Action item
Copy everything in the records, character for character, except images.

=== Begin Enclosure ===

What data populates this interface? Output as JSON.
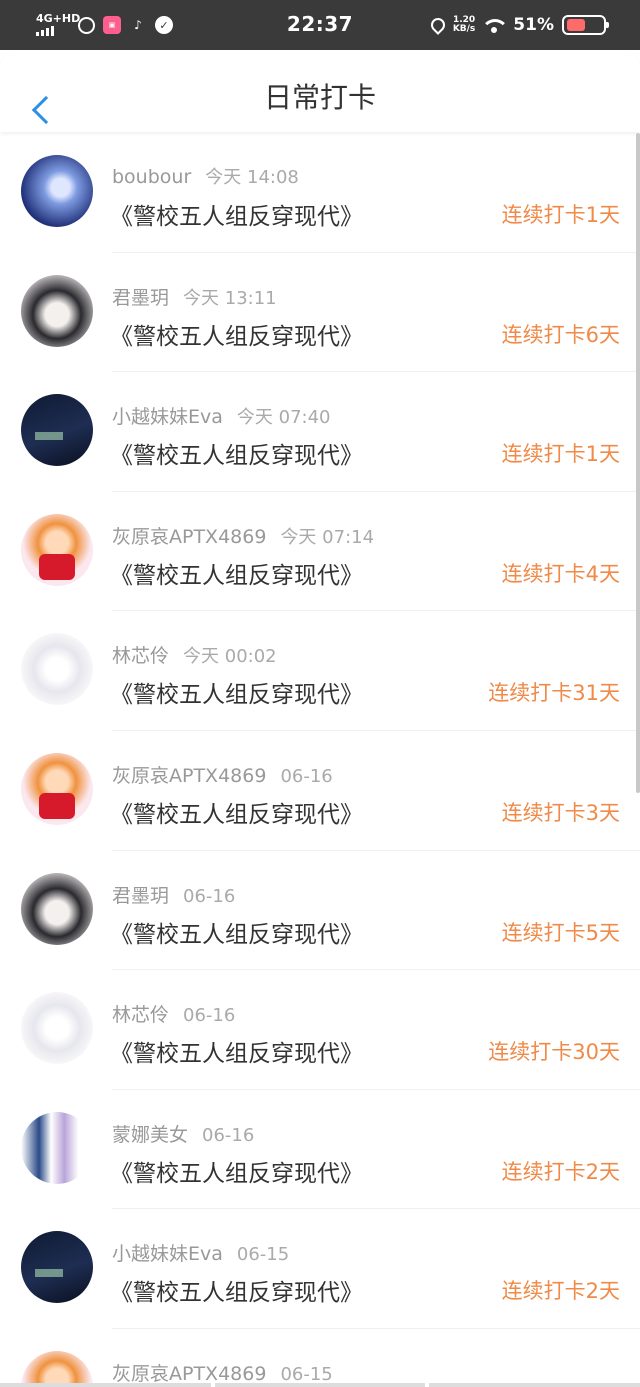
{
  "status_bar": {
    "network": "4G+HD",
    "time": "22:37",
    "speed_value": "1.20",
    "speed_unit": "KB/s",
    "battery": "51%",
    "icons": [
      "signal-icon",
      "app-icon",
      "bilibili-icon",
      "tiktok-icon",
      "check-icon",
      "location-icon",
      "wifi-icon",
      "battery-icon"
    ]
  },
  "header": {
    "title": "日常打卡",
    "back_icon": "chevron-left-icon"
  },
  "colors": {
    "accent": "#2b8fe6",
    "streak": "#ef8a48",
    "name": "#999999",
    "text": "#333333"
  },
  "checkins": [
    {
      "user": "boubour",
      "time": "今天 14:08",
      "book": "《警校五人组反穿现代》",
      "streak": "连续打卡1天",
      "avatar": "av-a"
    },
    {
      "user": "君墨玥",
      "time": "今天 13:11",
      "book": "《警校五人组反穿现代》",
      "streak": "连续打卡6天",
      "avatar": "av-b"
    },
    {
      "user": "小越妹妹Eva",
      "time": "今天 07:40",
      "book": "《警校五人组反穿现代》",
      "streak": "连续打卡1天",
      "avatar": "av-c"
    },
    {
      "user": "灰原哀APTX4869",
      "time": "今天 07:14",
      "book": "《警校五人组反穿现代》",
      "streak": "连续打卡4天",
      "avatar": "av-d"
    },
    {
      "user": "林芯伶",
      "time": "今天 00:02",
      "book": "《警校五人组反穿现代》",
      "streak": "连续打卡31天",
      "avatar": "av-e"
    },
    {
      "user": "灰原哀APTX4869",
      "time": "06-16",
      "book": "《警校五人组反穿现代》",
      "streak": "连续打卡3天",
      "avatar": "av-d"
    },
    {
      "user": "君墨玥",
      "time": "06-16",
      "book": "《警校五人组反穿现代》",
      "streak": "连续打卡5天",
      "avatar": "av-b"
    },
    {
      "user": "林芯伶",
      "time": "06-16",
      "book": "《警校五人组反穿现代》",
      "streak": "连续打卡30天",
      "avatar": "av-e"
    },
    {
      "user": "蒙娜美女",
      "time": "06-16",
      "book": "《警校五人组反穿现代》",
      "streak": "连续打卡2天",
      "avatar": "av-f"
    },
    {
      "user": "小越妹妹Eva",
      "time": "06-15",
      "book": "《警校五人组反穿现代》",
      "streak": "连续打卡2天",
      "avatar": "av-c"
    },
    {
      "user": "灰原哀APTX4869",
      "time": "06-15",
      "book": "",
      "streak": "",
      "avatar": "av-d"
    }
  ]
}
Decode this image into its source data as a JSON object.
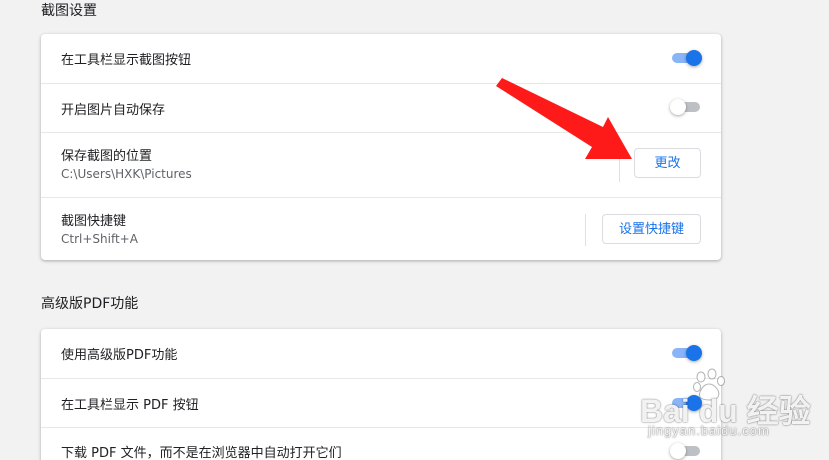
{
  "colors": {
    "background": "#f2f2f2",
    "card": "#ffffff",
    "accent": "#1a73e8",
    "toggle_on_track": "#8ab4f8",
    "toggle_off_track": "#bdc1c6",
    "annotation_arrow": "#ff1a1a"
  },
  "sections": [
    {
      "title": "截图设置",
      "rows": [
        {
          "label": "在工具栏显示截图按钮",
          "control": "toggle",
          "on": true
        },
        {
          "label": "开启图片自动保存",
          "control": "toggle",
          "on": false
        },
        {
          "label": "保存截图的位置",
          "sub": "C:\\Users\\HXK\\Pictures",
          "control": "button",
          "button_label": "更改"
        },
        {
          "label": "截图快捷键",
          "sub": "Ctrl+Shift+A",
          "control": "button",
          "button_label": "设置快捷键"
        }
      ]
    },
    {
      "title": "高级版PDF功能",
      "rows": [
        {
          "label": "使用高级版PDF功能",
          "control": "toggle",
          "on": true
        },
        {
          "label": "在工具栏显示 PDF 按钮",
          "control": "toggle",
          "on": true
        },
        {
          "label": "下载 PDF 文件，而不是在浏览器中自动打开它们",
          "control": "toggle",
          "on": false
        }
      ]
    }
  ],
  "annotation": {
    "icon": "red-arrow-icon"
  },
  "watermark": {
    "main": "Bai du 经验",
    "sub": "jingyan.baidu.com",
    "icon": "baidu-paw-icon"
  }
}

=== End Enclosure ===

Exercise output
What data populates this interface? Output as JSON.
{
  "status_bar": {
    "network": "4G+HD",
    "time": "22:37",
    "speed_value": "1.20",
    "speed_unit": "KB/s",
    "battery": "51%",
    "icons": [
      "signal-icon",
      "app-icon",
      "bilibili-icon",
      "tiktok-icon",
      "check-icon",
      "location-icon",
      "wifi-icon",
      "battery-icon"
    ]
  },
  "header": {
    "title": "日常打卡",
    "back_icon": "chevron-left-icon"
  },
  "colors": {
    "accent": "#2b8fe6",
    "streak": "#ef8a48",
    "name": "#999999",
    "text": "#333333"
  },
  "checkins": [
    {
      "user": "boubour",
      "time": "今天 14:08",
      "book": "《警校五人组反穿现代》",
      "streak": "连续打卡1天",
      "avatar": "av-a"
    },
    {
      "user": "君墨玥",
      "time": "今天 13:11",
      "book": "《警校五人组反穿现代》",
      "streak": "连续打卡6天",
      "avatar": "av-b"
    },
    {
      "user": "小越妹妹Eva",
      "time": "今天 07:40",
      "book": "《警校五人组反穿现代》",
      "streak": "连续打卡1天",
      "avatar": "av-c"
    },
    {
      "user": "灰原哀APTX4869",
      "time": "今天 07:14",
      "book": "《警校五人组反穿现代》",
      "streak": "连续打卡4天",
      "avatar": "av-d"
    },
    {
      "user": "林芯伶",
      "time": "今天 00:02",
      "book": "《警校五人组反穿现代》",
      "streak": "连续打卡31天",
      "avatar": "av-e"
    },
    {
      "user": "灰原哀APTX4869",
      "time": "06-16",
      "book": "《警校五人组反穿现代》",
      "streak": "连续打卡3天",
      "avatar": "av-d"
    },
    {
      "user": "君墨玥",
      "time": "06-16",
      "book": "《警校五人组反穿现代》",
      "streak": "连续打卡5天",
      "avatar": "av-b"
    },
    {
      "user": "林芯伶",
      "time": "06-16",
      "book": "《警校五人组反穿现代》",
      "streak": "连续打卡30天",
      "avatar": "av-e"
    },
    {
      "user": "蒙娜美女",
      "time": "06-16",
      "book": "《警校五人组反穿现代》",
      "streak": "连续打卡2天",
      "avatar": "av-f"
    },
    {
      "user": "小越妹妹Eva",
      "time": "06-15",
      "book": "《警校五人组反穿现代》",
      "streak": "连续打卡2天",
      "avatar": "av-c"
    },
    {
      "user": "灰原哀APTX4869",
      "time": "06-15",
      "book": "",
      "streak": "",
      "avatar": "av-d"
    }
  ]
}
Decode this image into its source data as a JSON object.
{
  "colors": {
    "background": "#f2f2f2",
    "card": "#ffffff",
    "accent": "#1a73e8",
    "toggle_on_track": "#8ab4f8",
    "toggle_off_track": "#bdc1c6",
    "annotation_arrow": "#ff1a1a"
  },
  "sections": [
    {
      "title": "截图设置",
      "rows": [
        {
          "label": "在工具栏显示截图按钮",
          "control": "toggle",
          "on": true
        },
        {
          "label": "开启图片自动保存",
          "control": "toggle",
          "on": false
        },
        {
          "label": "保存截图的位置",
          "sub": "C:\\Users\\HXK\\Pictures",
          "control": "button",
          "button_label": "更改"
        },
        {
          "label": "截图快捷键",
          "sub": "Ctrl+Shift+A",
          "control": "button",
          "button_label": "设置快捷键"
        }
      ]
    },
    {
      "title": "高级版PDF功能",
      "rows": [
        {
          "label": "使用高级版PDF功能",
          "control": "toggle",
          "on": true
        },
        {
          "label": "在工具栏显示 PDF 按钮",
          "control": "toggle",
          "on": true
        },
        {
          "label": "下载 PDF 文件，而不是在浏览器中自动打开它们",
          "control": "toggle",
          "on": false
        }
      ]
    }
  ],
  "annotation": {
    "icon": "red-arrow-icon"
  },
  "watermark": {
    "main": "Bai du 经验",
    "sub": "jingyan.baidu.com",
    "icon": "baidu-paw-icon"
  }
}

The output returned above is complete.